However, the short answer is nothing like the last.
If you search for “next recession” numerous ideas pop up. Many believe there will not be a recession soon.
Conditions are radically different than in 2007 and 2000.
The Fed re-blew a housing price bubble but the number of jobs tied to construction, sales, CDOs, agents and even the impact on banks is a shell of what happened then.
Technology is bubbly, but not like 2000. This is how I see things.
- We will not have bank failures in the US.
- There will be major bank failures or bail-ins in Europe.
- Housing will not have a major role but will strengthen the recession.
- Millennials simply cannot afford houses so housing will not lead a Fed attempt at a recovery even if interest rates plunge.
- Low interest rates will keep zombie companies alive for a while longer .
- Proliferation of retail stores, Walmart, Target, everything requires minimum staffing levels no matter how poor sales become.
- Unemployment will not rise much like last time. Instead, expect to see hours cut.Also expect for many of those currently working two jobs to lose one of them.

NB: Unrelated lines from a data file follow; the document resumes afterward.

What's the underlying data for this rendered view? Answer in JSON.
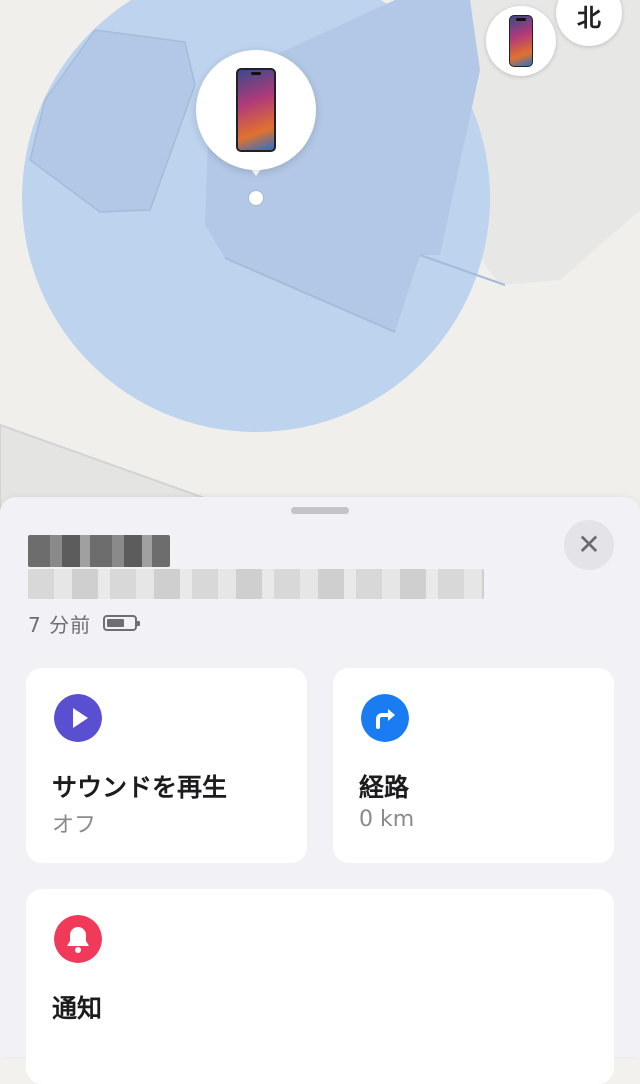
{
  "map": {
    "compass_label": "北",
    "accuracy_circle_color": "#bdd3ee",
    "building_color": "#b2c8e6"
  },
  "device": {
    "icon": "iphone-icon"
  },
  "sheet": {
    "device_name_redacted": true,
    "address_redacted": true,
    "last_seen": "7 分前",
    "battery_level": 0.7
  },
  "actions": {
    "sound": {
      "title": "サウンドを再生",
      "subtitle": "オフ",
      "icon": "play-icon",
      "color": "#5b4fd1"
    },
    "directions": {
      "title": "経路",
      "subtitle": "0 km",
      "icon": "directions-arrow-icon",
      "color": "#1a7cf2"
    },
    "notify": {
      "title": "通知",
      "icon": "bell-icon",
      "color": "#f13a5a"
    }
  },
  "close_icon": "close-icon"
}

- Retail sales will plunge with the reduction in work.
- The impact of the above is very weak profits but not massive labor disruption
- Stocks will get clobbered as earnings take a huge hit.
- Junk bonds also get clobbered on fears of rolling over debt.
- This malaise can potentially last for years.
Japan is in a state of zombification and Europe is on the verge.
The US may not and likely will not go through Japanese-like extremes just yet. However, the demography setup is poor, the student debt problem is a huge overhang, boomers unprepared for retirement is a huge overhang, and pensions are a huge overhang.
Democrats may win the next election and massively hike taxes. That will not help either.
Finally, the Fed only has room to cut by 240 basis points or so. Negative interest rates don’t help as proven by the ECB and the Bank of Japan.